Ep 7. Screwed By the Electoral College
We don’t know about you, but we feel totally SCREWED by the electoral college. Every election cycle brings new calls to abolish the Electoral College. However, modeling by brilliant researchers have shown that we should EXPECT that we will end up with the person who did NOT get the most votes to win the presidency. This is not an accident. This leads many people to become disenfranchised, which literally means to deprive a person of their right to vote or have a vote that counts.
The Electoral College is racist in origin. Shocking? I know. I wasn’t shocked either. Our entire history was written by white men who had slave owner friends or were slave owners themselves. All the more reason it does NOT fit our modern society today.

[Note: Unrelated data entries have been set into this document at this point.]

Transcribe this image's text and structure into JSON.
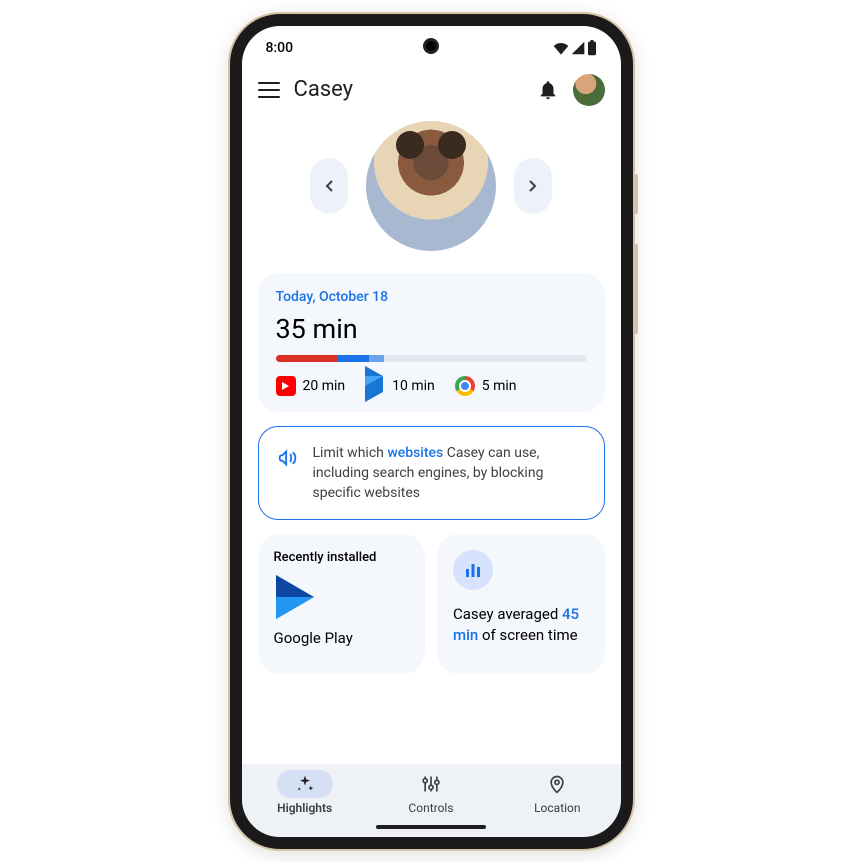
{
  "status": {
    "time": "8:00"
  },
  "header": {
    "title": "Casey"
  },
  "usage": {
    "date": "Today, October 18",
    "total": "35 min",
    "bar": {
      "percent_used": 35,
      "segments": [
        {
          "color": "#d93025",
          "width": 20
        },
        {
          "color": "#1a73e8",
          "width": 10
        },
        {
          "color": "#fbbc05",
          "width": 5
        }
      ]
    },
    "apps": [
      {
        "icon": "youtube-icon",
        "label": "20 min"
      },
      {
        "icon": "play-icon",
        "label": "10 min"
      },
      {
        "icon": "chrome-icon",
        "label": "5 min"
      }
    ]
  },
  "tip": {
    "pre": "Limit which ",
    "keyword": "websites",
    "post": " Casey can use, including search engines, by blocking specific websites"
  },
  "recent": {
    "title": "Recently installed",
    "app_name": "Google Play"
  },
  "stat": {
    "pre": "Casey averaged ",
    "value": "45 min",
    "post": " of screen time"
  },
  "nav": {
    "items": [
      {
        "label": "Highlights"
      },
      {
        "label": "Controls"
      },
      {
        "label": "Location"
      }
    ]
  }
}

The Electoral College is made up of 538 electors from the all of the states. In most states, the candidate who wins the popular vote in a state wins the electors. It was NOT always this way. When the Electoral College was created there were not even political parties! It was based on the premise that electors would vote their conscience.
…In Maine and Nebraska, however, electoral college votes are distributed based on who won the popular vote in each of the states’ congressional districts.
The Electoral College was never intended to be the “perfect” system for picking the president, says George Edwards III, emeritus political science professor at Texas A&M University.
“It wasn’t like the Founders said, ‘Hey, what a great idea! This is the preferred way to select the chief executive, period,’” says Edwards. “They were tired, impatient, frustrated. They cobbled together this plan because they couldn’t agree on anything else.” – The Atlantic
“Virginian James Madison responded that such a system would prove unacceptable to the South: “The right of suffrage was much more diffusive [i.e., extensive] in the Northern than the Southern States; and the latter could have no influence in the election on the score of Negroes.”
In other words, in a direct election system, the North would outnumber the South, whose many slaves (more than half a million in all) of course could not vote...
The Electoral College—a prototype of which Madison proposed in this same speech—instead let each southern state count its slaves, albeit with a two-fifths discount, in computing its share of the overall count.” – The Atlantic.
The Electoral College skews elections by giving a HUGE advantage to small states. Each state receives a number of electoral votes equal to the number of United States House of Representatives members from that state, plus two. These two additional votes effectively triple the voting power of the smallest states, while having only a negligible impact on the voting power of large states.
Modern-day Democrats are disadvantaged because they “have tended to win large states by large margins and lose them by small margins.” In 2016, for example, Democratic candidate Hillary Clinton won California by nearly 3.5 million votes. Meanwhile, she lost the crucial swing states of Michigan, Pennsylvania, and Wisconsin by fewer than 80,000 votes combined.
WE ARE ALL IN ON RANKED- CHOICE VOTING AKA: Instant Run-Off Voting
Single-winner elections do a poor job of winnowing a large field of candidates down to one who reflects majority agreement, and encourage bashing of the other candidates because it’s all-or-nothing for each candidate… And the winner of this process can be the choice of as little as 25 or 30 percent of the electorate, which is another way of saying that he or she was not the choice of up to three-quarters of voters.
This is no way to pick the person who will challenge a president — one who was himself nominated first by a minority within his party, then elected by a minority nationwide.
It’s ideal for making sense of a large and fractured pool of candidates.
HOW RANKED VOTING WORKS:
Ranked-choice voting works on a simple premise: Instead of being forced to choose a single candidate, voters rank some or all of the candidates in order of preference — they rank their favorite candidate first, their next-favorite candidate second, and so on. If one candidate wins a majority of the vote outright, he or she is the winner.
→ If not, the ballots are tallied in a series of rounds. In each round, the candidate with the fewest first-place votes is eliminated. Each ballot ranking that candidate first is then transferred to the candidate whom it ranked second. The process repeats, eliminating the lowest-scoring candidate and redistributing his or her ballots, until one candidate has more than 50 percent of the vote. THIS YEAR! – Wyoming, Alaska, Hawaii and Kansas.
EXAMPLE: Say a Wyoming voter is partial to Elizabeth Warren, but feels she doesn’t have much of a chance at hitting 15 percent. He could list Ms. Warren first and, perhaps, Mr. Sanders second. If Ms. Warren fails to get 15 percent of first-place votes in the first round, but Mr. Sanders does, that voter’s ballot would be transferred to him. Millions of votes in the Democratic primaries this year will be cast for candidates who don’t reach the 15-percent cutoff.
All this and more on episode 7 of Midwest Misfits. Wonder what your electoral college allocation is, check out this link for further reading.
Side bar…we also talked a little about the 27th amendment, which was ratified in 1992 and talks about congressional pay. Dig in a little deeper with this link below: